Final exam (20%)

The final examination will be a self-scheduled, three-hour written take-home combining short answer questions with essay questions. The exam will be posted on the Moodle page, so I can see when you downloaded it and you can upload it there when you're done. Due to me by 5 p.m. on December 23. Please include your name on the exam (or save it as something like FirstnameLastnameFinal.docx)! And do not forget to take the exam just because it's self-scheduled!


Other Useful Resources:

Anthologies, Essays and Scholarship on the Region, Its History, Culture, Etc.

Other wonderful works of EE Lit to consider:

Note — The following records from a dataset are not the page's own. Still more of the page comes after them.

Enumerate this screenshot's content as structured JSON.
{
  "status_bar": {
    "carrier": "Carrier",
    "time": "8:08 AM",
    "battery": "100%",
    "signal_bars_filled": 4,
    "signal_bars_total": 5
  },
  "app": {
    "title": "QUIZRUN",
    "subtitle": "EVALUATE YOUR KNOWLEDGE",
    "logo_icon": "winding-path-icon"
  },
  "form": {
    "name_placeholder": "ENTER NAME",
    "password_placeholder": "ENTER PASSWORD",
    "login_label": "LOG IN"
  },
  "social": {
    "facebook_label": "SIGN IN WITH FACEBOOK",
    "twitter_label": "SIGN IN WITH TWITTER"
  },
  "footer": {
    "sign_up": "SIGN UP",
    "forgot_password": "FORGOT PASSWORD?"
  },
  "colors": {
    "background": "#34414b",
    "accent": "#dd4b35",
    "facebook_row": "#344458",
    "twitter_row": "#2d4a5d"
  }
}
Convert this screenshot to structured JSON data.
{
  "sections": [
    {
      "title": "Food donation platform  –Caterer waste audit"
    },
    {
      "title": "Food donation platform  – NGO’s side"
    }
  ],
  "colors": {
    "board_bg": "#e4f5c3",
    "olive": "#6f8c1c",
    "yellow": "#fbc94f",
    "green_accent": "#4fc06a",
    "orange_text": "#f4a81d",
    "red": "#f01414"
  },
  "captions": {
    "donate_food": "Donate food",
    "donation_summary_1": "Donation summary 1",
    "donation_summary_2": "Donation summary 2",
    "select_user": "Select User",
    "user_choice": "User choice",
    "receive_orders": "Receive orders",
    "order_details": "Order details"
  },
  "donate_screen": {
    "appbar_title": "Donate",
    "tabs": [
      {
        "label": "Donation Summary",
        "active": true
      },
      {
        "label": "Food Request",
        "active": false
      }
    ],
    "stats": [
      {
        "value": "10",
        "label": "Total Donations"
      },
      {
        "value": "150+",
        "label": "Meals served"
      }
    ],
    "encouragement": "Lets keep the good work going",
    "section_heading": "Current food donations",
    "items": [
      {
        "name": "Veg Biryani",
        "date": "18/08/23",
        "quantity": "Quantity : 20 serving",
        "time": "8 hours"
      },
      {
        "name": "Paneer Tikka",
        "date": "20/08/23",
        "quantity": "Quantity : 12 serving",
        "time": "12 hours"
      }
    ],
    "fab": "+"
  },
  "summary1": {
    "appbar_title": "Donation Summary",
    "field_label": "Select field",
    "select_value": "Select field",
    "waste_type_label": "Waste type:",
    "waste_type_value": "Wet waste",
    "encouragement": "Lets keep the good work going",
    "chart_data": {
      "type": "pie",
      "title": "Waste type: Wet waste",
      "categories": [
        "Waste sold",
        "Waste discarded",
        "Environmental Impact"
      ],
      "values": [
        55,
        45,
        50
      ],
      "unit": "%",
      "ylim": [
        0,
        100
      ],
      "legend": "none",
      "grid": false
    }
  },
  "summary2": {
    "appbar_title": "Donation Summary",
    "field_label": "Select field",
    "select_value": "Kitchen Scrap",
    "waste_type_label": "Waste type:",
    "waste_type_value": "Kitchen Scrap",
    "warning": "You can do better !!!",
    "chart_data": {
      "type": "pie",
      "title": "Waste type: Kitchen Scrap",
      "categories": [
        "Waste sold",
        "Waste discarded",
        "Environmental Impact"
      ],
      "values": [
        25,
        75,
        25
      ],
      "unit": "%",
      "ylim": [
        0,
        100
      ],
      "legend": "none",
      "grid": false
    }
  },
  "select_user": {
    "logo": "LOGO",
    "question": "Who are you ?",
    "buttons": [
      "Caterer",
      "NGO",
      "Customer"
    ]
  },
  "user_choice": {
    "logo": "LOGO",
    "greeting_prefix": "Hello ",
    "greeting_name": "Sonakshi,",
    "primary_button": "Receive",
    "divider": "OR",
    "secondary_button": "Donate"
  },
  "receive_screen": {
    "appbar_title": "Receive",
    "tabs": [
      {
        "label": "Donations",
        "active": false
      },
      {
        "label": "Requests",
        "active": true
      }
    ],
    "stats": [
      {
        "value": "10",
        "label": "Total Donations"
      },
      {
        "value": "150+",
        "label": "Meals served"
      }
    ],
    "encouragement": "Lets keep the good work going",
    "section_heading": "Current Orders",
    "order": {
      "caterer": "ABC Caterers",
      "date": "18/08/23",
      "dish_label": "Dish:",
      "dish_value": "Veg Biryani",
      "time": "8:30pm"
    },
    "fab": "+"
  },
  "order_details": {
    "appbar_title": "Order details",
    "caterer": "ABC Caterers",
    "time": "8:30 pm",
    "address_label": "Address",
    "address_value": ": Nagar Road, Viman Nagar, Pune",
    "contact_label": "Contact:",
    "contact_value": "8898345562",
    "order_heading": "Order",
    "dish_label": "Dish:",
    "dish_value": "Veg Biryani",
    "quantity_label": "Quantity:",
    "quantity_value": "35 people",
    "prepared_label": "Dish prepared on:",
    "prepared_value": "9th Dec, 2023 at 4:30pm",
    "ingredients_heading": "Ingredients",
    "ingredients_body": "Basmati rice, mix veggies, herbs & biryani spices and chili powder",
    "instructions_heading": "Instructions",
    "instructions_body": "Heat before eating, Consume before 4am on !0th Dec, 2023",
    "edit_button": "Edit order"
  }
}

I've already referred to Michael Henry Heim's list of recommended readings, but here it is one more time.


SYLLABUS

September 6: Introduction: the course, and the history and culture of Eastern Europe

September 13: Ivo Andrić, The Bridge on the Drina. We'll make a short fieldtrip over to the Library to visit virtual Višegrad.
Short essay #1 due (two pages)

September 20: Isaac Bashevis Singer, The Collected Stories: read through p. 249 ("Henne Fire"), though it's great if you want to read more and have time to
First paper, rough draft due

September 27: Jaan Kross, Professor Martens’ Departure
(this week is when you can be meeting with our WA)

October 4: Ismail Kadare, The File on H.
First paper, final draft due (include first draft copies when you turn it in)

October 11: Danilo Kiš, A Tomb for Boris Davidovich

October 18: Fall Break!

October 25: Milan Kundera, The Unbearable Lightness of Being
Second paper, first draft due

November 1: Magda Szabó, The Door

November 8: Stanisław Lem, The Cyberiad
Second paper, final draft due

November 15: Oksana Zabuzhko, Fieldwork in Ukrainian Sex

November 22: Dubravka Ugrešić, The Museum of Unconditional Surrender
Third project, first draft due

November 29: Olga Tokarczuk, Drive Your Plough Over the Bones of the Dead

December 6: Andrei Kurkov, Death and the Penguin
Third project, final draft due

December 13: Volodymyr Rafeyenko, The Length of Days
Extra credit due, if you want to do it.

December 23: take-home final exam due to me by 5 p.m. (best of all submit it via the Moodle page, but you may also hand it in on paper outside my office, or as an e-mail attachment; please put your name in the title when you save the document).